A characteristic which appears to be common to all bishops is that they have opinions. So, if you take 650 bishops and bring them to a campus in Kent, you have 650 opinions about most matters you discuss. If, as a commentator on church matters, you want to run a particular slant to a story, then you are almost guaranteed to find an opinion to support the line you are taking – even though it may only be a 1/650th of the truth.
As we poise midway through this Lambeth Conference this appears to be exactly what is happening here at Canterbury and a distorted picture is emerging about Indaba Groups, the Bible Studies and the Conference outcomes.
I can report that I am really enjoying both my Bible study group and the Indaba Group – they are good opportunities to share experiences, clarify what others are thinking and they give focus as we address key areas for our mission and ministry. Most important of all, they are forums for building relationships and, in a Communion which is fundamentally about relationships then, that is no bad thing. So this 1/650th of the conference is encouraged by the process and valuing an outcome which feels deeply spiritual, as we build bonds of fellowship and trust.
There are those who want to rush forward to address the BIG issue, sweeping aside less important issues for the Communion. But how could we meet as a worldwide communion and not be engaged with the challenge for the world coming from global warming? Earlier this evening Professor Chris Rapley , Director of the Science Museum, encouraged the Communion to fill the vacuum of moral leadership in the world as we face of the mounting evidence that unless we change the way we release carbon dioxide, then the damage to the planet’s atmosphere is going bring disastrous consequences.
Over the past 10 days I have met so many bishops who are clearly leaders in their community. Together, we represent a body of leadership which is well placed to give the moral leadership which is so absent from the politicians. To do so we would have to re-order our priorities. Issues within human sexuality are important, how we shape our Communion and cope the variety of approaches to the authority of scripture is important – but our stewardship of God’s gift in creation is fundamentally important for a church whose vocation comes from the one who came that we might have life and have it abundantly.
So the Conference goes on, my Indaba Group has moved off process and is finding its own way to address the issues, whilst my Bible Study Group has become an increasingly good place to be. The outcomes are at present ‘soft’, which is frustrating for those who want ‘hard’ outcomes. I think that these will follow quite swiftly, but they will have more ownership because they will come from the relationships which this conference appears to be fostering.

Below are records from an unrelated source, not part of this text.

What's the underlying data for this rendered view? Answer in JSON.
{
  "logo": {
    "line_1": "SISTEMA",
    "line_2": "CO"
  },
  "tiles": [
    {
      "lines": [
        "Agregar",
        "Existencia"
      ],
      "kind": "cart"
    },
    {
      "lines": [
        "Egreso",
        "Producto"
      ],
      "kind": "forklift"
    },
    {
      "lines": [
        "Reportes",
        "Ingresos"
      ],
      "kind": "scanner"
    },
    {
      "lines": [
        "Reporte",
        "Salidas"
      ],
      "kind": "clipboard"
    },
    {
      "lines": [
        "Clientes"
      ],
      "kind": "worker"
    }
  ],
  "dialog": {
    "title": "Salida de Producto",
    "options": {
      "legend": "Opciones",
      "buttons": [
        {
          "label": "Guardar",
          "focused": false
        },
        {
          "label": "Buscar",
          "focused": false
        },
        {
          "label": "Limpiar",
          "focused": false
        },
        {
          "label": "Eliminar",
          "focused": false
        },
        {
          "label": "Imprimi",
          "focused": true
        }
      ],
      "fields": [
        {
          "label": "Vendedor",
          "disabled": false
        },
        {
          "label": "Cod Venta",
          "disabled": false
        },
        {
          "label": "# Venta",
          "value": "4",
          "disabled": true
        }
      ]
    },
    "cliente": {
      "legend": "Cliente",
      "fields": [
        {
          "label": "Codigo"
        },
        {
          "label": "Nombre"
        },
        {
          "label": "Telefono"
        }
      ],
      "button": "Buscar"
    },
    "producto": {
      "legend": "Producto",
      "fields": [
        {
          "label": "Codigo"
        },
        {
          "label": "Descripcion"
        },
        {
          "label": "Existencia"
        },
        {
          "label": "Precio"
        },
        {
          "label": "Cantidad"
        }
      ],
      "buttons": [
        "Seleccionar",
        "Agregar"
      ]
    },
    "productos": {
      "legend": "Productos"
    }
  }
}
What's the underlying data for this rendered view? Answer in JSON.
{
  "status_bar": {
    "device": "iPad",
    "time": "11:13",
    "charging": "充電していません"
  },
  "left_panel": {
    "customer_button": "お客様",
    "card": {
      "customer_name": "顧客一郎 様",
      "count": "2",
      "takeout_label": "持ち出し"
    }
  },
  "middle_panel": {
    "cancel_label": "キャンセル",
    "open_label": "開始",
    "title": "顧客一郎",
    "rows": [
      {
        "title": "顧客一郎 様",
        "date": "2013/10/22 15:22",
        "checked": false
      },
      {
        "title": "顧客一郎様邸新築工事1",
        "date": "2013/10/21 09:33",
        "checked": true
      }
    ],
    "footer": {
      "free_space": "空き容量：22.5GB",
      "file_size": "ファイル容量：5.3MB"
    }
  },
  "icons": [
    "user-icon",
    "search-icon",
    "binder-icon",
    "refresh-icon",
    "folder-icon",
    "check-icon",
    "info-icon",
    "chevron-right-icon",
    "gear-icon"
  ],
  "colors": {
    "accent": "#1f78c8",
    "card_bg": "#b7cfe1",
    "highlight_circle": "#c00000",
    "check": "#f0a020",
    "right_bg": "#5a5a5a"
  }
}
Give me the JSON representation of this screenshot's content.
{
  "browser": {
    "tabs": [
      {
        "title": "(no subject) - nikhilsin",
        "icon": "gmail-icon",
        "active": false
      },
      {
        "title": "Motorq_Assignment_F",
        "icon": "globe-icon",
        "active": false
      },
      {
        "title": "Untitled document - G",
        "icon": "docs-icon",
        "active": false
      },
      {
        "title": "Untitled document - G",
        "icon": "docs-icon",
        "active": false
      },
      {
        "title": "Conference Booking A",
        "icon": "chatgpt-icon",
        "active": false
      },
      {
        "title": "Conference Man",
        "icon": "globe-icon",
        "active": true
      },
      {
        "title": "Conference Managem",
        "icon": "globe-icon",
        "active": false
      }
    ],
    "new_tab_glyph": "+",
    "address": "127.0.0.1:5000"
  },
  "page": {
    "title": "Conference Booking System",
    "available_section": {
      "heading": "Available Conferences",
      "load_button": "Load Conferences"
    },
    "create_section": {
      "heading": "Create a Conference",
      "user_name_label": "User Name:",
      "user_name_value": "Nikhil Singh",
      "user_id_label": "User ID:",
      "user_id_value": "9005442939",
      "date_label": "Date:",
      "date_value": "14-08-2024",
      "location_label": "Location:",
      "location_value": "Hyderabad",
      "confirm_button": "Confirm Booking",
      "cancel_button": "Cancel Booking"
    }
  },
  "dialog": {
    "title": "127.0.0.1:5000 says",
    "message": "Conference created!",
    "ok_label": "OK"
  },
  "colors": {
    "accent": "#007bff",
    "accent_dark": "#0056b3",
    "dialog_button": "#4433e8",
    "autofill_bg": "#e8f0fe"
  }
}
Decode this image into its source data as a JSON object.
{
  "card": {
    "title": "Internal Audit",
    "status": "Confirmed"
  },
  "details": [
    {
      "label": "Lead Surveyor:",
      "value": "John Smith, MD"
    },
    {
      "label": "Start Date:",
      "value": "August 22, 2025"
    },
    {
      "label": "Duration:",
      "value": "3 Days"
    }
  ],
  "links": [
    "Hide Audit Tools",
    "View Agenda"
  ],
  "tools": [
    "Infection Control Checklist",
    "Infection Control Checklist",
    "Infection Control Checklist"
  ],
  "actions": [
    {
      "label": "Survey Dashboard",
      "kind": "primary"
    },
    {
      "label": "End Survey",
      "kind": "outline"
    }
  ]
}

I was talking with another Bishop earlier today and he agrees with this analysis – so this blog represents 2/650ths of the opinions here at Lambeth.